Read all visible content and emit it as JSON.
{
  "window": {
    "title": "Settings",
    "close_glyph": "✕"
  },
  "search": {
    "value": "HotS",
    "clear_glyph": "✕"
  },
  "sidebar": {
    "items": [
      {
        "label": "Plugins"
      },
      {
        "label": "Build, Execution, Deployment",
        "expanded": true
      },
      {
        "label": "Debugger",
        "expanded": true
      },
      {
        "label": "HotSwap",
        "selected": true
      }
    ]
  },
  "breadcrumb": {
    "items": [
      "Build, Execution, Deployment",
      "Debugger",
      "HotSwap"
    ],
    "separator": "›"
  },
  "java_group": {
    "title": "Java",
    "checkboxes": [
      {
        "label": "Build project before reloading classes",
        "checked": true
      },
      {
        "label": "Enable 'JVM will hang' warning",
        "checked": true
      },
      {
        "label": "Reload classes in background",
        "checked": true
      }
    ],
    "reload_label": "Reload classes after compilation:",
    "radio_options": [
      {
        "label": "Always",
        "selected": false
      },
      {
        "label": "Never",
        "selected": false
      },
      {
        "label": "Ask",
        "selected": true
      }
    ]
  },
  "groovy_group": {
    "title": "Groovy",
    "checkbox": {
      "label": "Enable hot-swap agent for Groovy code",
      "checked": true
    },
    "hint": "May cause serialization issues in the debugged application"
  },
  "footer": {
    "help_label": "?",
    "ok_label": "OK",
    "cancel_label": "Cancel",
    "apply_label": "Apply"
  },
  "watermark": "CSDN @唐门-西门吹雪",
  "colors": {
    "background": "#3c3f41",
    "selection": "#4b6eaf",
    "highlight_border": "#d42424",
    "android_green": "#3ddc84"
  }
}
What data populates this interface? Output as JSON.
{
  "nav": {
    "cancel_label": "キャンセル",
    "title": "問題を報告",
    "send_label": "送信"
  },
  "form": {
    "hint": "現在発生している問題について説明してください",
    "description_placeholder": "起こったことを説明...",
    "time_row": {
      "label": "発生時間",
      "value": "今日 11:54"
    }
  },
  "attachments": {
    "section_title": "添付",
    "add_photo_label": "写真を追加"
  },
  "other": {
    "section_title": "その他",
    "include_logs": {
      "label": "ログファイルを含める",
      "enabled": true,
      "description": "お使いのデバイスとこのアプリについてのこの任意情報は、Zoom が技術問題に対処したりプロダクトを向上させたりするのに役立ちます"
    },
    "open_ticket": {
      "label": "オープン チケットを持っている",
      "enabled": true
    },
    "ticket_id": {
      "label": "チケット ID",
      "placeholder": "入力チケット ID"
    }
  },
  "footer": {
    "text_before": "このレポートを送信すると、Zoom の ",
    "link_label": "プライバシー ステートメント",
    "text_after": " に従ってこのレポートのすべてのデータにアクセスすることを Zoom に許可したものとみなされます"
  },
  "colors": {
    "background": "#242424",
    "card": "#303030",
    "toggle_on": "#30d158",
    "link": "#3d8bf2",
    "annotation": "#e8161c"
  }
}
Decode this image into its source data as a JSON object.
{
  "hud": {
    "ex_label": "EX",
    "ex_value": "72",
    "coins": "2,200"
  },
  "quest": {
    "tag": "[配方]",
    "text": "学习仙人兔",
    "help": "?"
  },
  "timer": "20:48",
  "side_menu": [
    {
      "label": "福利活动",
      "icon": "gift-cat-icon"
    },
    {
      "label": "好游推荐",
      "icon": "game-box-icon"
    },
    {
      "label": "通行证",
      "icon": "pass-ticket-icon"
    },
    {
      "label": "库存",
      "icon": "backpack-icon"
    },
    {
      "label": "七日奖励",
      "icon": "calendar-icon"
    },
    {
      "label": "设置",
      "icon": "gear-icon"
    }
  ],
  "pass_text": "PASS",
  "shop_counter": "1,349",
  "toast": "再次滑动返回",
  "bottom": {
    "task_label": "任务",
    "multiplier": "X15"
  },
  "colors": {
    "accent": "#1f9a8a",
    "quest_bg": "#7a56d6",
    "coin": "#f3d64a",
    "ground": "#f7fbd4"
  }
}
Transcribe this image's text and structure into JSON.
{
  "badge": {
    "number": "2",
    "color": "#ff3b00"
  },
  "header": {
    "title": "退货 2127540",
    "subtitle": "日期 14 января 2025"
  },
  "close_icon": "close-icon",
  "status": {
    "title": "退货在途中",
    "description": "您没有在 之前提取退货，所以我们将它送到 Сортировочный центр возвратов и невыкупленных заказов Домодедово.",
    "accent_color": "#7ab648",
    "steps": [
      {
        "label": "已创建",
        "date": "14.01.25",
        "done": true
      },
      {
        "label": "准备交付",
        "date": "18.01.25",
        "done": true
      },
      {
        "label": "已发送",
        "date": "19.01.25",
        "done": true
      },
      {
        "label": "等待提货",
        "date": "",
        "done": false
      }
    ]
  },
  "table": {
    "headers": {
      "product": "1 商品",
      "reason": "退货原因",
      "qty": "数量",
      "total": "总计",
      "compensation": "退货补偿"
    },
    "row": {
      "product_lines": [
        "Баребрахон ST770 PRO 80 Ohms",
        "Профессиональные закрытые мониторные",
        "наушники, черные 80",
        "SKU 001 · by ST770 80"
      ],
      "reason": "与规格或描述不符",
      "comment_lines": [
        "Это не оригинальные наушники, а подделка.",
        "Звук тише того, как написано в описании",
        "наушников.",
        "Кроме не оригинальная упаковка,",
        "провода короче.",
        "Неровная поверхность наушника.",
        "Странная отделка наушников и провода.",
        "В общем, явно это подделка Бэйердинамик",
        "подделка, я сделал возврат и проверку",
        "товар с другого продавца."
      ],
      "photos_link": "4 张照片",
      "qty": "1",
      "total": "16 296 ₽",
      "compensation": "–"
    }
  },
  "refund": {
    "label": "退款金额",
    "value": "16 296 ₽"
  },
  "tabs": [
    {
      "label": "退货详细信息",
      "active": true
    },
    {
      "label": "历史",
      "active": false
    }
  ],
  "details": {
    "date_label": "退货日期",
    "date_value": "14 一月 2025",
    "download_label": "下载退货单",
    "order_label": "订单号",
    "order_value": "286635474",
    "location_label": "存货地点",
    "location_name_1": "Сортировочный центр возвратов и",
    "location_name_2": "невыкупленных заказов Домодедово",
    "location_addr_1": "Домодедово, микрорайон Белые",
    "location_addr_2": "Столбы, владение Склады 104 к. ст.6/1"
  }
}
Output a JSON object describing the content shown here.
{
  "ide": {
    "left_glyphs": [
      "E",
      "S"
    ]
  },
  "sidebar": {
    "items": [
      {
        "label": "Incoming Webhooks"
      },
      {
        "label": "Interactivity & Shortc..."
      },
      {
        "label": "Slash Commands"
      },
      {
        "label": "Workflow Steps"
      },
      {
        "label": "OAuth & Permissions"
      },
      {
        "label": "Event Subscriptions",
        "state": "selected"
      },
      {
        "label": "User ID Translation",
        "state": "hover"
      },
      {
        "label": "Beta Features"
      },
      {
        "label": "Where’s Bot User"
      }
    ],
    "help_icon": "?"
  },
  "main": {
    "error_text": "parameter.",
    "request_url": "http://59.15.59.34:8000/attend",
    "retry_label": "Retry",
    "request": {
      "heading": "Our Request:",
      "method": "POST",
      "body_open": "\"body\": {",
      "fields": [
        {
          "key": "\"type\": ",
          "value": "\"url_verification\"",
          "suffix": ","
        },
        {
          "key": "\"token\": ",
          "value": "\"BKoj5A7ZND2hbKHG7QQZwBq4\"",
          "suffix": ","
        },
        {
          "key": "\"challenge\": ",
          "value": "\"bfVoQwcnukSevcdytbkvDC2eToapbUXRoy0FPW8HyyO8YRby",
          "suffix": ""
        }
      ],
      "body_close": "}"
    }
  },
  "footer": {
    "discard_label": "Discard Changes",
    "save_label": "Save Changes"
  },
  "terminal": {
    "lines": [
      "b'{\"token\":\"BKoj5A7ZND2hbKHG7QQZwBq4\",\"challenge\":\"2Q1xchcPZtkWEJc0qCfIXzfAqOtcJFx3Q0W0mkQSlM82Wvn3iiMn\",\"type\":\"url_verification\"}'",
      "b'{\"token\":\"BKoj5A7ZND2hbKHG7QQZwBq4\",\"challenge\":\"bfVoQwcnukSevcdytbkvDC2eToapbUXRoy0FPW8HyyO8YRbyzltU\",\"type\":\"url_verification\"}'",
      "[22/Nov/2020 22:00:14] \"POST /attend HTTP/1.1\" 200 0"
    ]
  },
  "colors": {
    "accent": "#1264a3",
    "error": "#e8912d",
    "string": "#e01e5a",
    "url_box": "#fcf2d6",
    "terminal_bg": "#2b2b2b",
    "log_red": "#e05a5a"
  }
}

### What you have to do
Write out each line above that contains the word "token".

### Written reply
          "key": "\"token\": ",
      "b'{\"token\":\"BKoj5A7ZND2hbKHG7QQZwBq4\",\"challenge\":\"2Q1xchcPZtkWEJc0qCfIXzfAqOtcJFx3Q0W0mkQSlM82Wvn3iiMn\",\"type\":\"url_verification\"}'",
      "b'{\"token\":\"BKoj5A7ZND2hbKHG7QQZwBq4\",\"challenge\":\"bfVoQwcnukSevcdytbkvDC2eToapbUXRoy0FPW8HyyO8YRbyzltU\",\"type\":\"url_verification\"}'",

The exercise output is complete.